** WHAT IS EXPECTED **
When the string "phone" occurs in a line of the listing below, return that line.

** DATA LISTING **
◆ ◆ ◆ ◆ ◆ ◆ ◆

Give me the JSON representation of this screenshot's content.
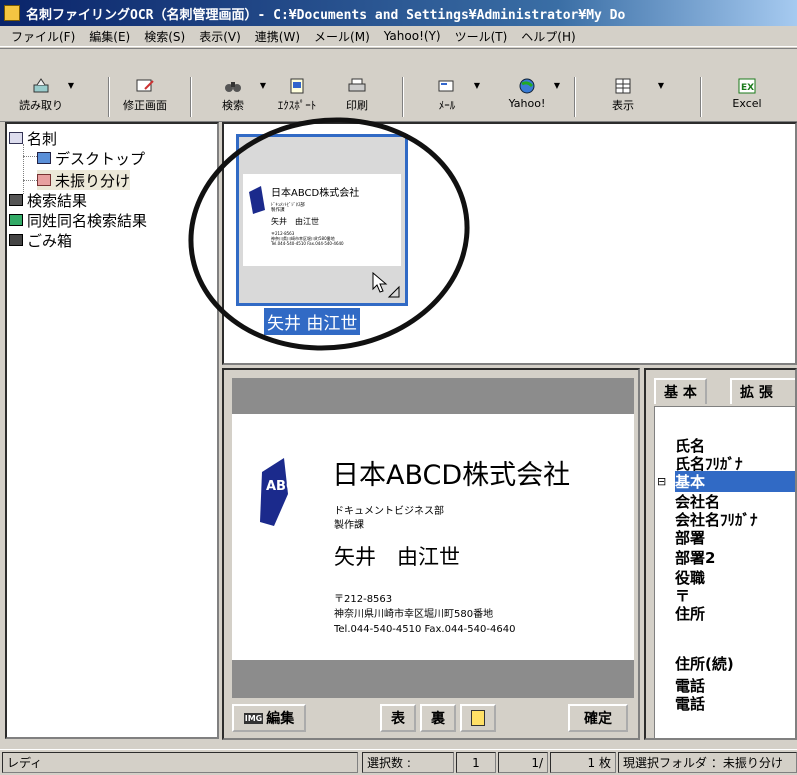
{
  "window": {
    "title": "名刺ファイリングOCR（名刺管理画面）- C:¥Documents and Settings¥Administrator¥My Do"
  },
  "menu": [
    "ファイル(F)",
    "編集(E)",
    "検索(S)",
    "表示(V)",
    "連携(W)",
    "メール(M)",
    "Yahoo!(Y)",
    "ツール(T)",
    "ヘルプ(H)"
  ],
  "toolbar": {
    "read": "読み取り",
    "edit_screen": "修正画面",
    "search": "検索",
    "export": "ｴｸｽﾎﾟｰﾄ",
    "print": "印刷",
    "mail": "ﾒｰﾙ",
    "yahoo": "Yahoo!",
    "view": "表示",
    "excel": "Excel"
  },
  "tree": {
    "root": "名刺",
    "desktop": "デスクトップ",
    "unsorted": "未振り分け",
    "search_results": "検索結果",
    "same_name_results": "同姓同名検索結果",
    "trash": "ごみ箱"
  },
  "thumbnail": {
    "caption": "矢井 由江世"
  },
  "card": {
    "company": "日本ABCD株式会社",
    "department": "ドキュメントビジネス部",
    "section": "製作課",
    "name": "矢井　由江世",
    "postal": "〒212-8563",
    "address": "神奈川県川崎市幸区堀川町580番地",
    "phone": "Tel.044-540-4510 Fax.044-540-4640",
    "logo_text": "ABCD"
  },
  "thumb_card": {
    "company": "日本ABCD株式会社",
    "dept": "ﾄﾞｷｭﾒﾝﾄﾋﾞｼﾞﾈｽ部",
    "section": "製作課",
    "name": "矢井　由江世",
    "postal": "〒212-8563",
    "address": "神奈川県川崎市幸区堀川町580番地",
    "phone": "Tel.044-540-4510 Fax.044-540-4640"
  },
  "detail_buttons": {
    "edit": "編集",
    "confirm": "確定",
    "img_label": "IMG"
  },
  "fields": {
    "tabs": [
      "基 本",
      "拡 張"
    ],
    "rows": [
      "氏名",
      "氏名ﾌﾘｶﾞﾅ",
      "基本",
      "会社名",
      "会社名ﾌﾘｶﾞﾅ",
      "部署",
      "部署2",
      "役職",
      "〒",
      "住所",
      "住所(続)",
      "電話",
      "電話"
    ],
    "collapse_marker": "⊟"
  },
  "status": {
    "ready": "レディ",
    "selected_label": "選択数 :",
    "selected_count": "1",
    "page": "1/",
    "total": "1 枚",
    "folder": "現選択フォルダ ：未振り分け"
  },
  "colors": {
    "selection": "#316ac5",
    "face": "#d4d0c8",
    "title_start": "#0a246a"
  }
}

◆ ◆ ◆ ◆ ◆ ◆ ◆

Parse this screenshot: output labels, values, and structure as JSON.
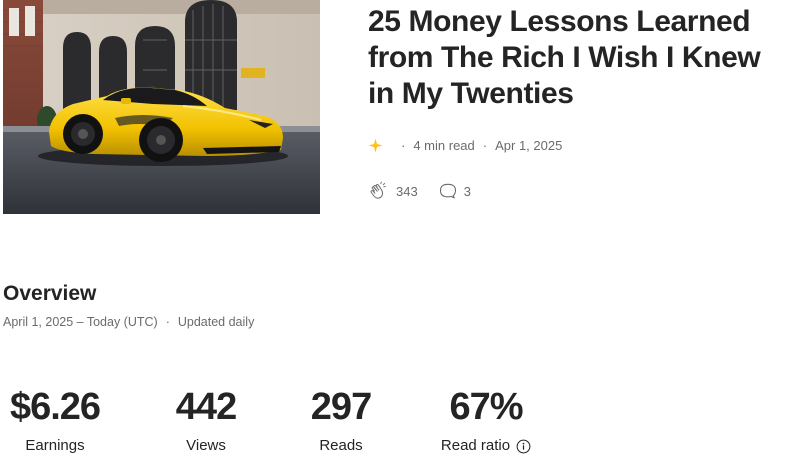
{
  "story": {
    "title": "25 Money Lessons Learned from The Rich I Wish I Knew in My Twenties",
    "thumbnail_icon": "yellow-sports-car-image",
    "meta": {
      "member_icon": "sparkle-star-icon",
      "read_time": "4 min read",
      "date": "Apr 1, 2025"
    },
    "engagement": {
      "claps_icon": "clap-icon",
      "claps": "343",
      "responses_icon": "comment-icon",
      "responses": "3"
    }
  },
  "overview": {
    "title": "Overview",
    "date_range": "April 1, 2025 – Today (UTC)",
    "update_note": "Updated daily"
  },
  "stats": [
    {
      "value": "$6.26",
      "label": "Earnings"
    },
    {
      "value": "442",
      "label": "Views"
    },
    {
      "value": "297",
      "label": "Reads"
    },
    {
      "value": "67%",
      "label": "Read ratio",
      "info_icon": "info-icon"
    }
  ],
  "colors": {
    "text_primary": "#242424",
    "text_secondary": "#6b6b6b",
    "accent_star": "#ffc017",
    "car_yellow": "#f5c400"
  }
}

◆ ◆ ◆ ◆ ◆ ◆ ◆

** REPLY **
    "phone": "Tel.044-540-4510 Fax.044-540-4640",
    "phone": "Tel.044-540-4510 Fax.044-540-4640"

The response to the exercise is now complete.